Before he could get her five-year-old Tom had to do his homework, learn about care and feeding and commit to checking her daily and cleaning out her cage weekly. He did for years, but then interest faded, new interests blossomed and Dad took over the feeding and watering chores. Not cleaning, though. Cleaning remained TomTom’s job:
‘Flaky’ was a beautiful and gentle American Corn Snake, glowing orange and black above and checkerboard black and white below. As she grew from about 250mm to over 1.1m long we added an extension to her metal-and-glass terrarium – a home-made wood-and-mesh upstairs to treble the size.
I got my only snake bite ever when I inexplicably held my left hand closer to her than the mouse I was offering her in tongs in my right hand. I’d never done that before – for good reason! She got me on my left forefinger knuckle with her tiny sharp teeth and drew pinpricks of blood. I was too big for her to get a good grip on and constrict me and swallow me, so she immediately withdrew.
Twelve-year-old Sambucca the Labrador went this year, now twelve-year-old Flaky the Corn Snake. Is it coincidence that my twelve-year-old Ford Ranger is currently in bakkie hospital with something about the valves and the head and the gearbox needing transplant surgery!? Hope it’s not terminal!
postscript: R25k later the Ford is born again: reborn; rebored? Only the engine, the gearbox and the propshaft needed fixing and off she goes again. 278 000km now.
TomTom keeps a beautiful American corn snake in captivity in a vivarium in his room. He loves her. I say if you love her, set her free. He doesn’t like that. Thinks his Dad is weird. I’m strict with him on cleanliness, feeding and water, temperature, etc, as he would easily forget. She gets a rat a week to swallow, carefully thawed and presented hygienically for consumption. The tank has an air temperature and moisture gauge to monitor that things stay right for Flaky.
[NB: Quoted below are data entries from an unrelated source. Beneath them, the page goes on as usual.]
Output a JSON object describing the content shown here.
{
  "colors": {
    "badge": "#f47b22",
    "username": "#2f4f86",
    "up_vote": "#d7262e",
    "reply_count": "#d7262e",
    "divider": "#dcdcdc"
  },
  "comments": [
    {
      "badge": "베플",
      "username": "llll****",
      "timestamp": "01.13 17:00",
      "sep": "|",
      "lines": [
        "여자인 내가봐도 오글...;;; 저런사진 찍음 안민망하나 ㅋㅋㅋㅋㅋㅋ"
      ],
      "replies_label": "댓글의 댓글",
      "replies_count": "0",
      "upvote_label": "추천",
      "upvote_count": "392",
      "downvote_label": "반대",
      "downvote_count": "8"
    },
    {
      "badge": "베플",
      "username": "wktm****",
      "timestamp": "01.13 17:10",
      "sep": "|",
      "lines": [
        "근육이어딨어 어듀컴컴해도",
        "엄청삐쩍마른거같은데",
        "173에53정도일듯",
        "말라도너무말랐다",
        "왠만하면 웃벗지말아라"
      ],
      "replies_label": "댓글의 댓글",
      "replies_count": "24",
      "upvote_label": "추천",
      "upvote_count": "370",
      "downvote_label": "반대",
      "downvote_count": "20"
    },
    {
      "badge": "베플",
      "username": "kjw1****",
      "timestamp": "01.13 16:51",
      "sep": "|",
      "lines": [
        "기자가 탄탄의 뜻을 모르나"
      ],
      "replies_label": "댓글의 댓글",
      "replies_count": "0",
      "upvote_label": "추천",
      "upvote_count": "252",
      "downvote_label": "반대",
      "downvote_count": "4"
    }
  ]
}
Yep, Flaky the snaky.
As she grew we increased her accommodation to this double-story setup:
Once after moving her cage nearer the window so she could catch more sun as the days got colder, Tom came running into my room:
Walking around in a campsite which shall remain nameless (I don’t want anyone to disturb him), I heard a host of birds kicking up a big fuss. I couldn’t see anything, so lay down on my back and searched the whole tree with my binocs. Then a toppie revealed him by flying right at his head and slapping his face with its wings!! A big beautiful black mamba, who just quietly took the birds’ abuse. Maybe wrote down its name . .
I carefully marked the spot so I could find the snake again – I know how snakes can ‘disappear’ – and went back to our chalet nearby and called friends to come and look. I got them to X Marks The Spot . . . and I could not find him! I searched thoroughly, but no go.
We assumed he had moved off, but after my friends left I lay down again and searched the branches again. He was in almost the same position! He’d hardly moved. How the heck had we missed him? The incredible camouflage power of ‘not moving!’
While lying on my back on the mowed lawn I spotted a butterfly land on a blade of grass and twist its abdomen, wriggle, then fly off. I went to look and found a neat single spherical egg laid on the under-surface of the green blade of grass. Beautiful. A greenish-yellow colour, I think. I thought I took a photo of the egg but cannot find it.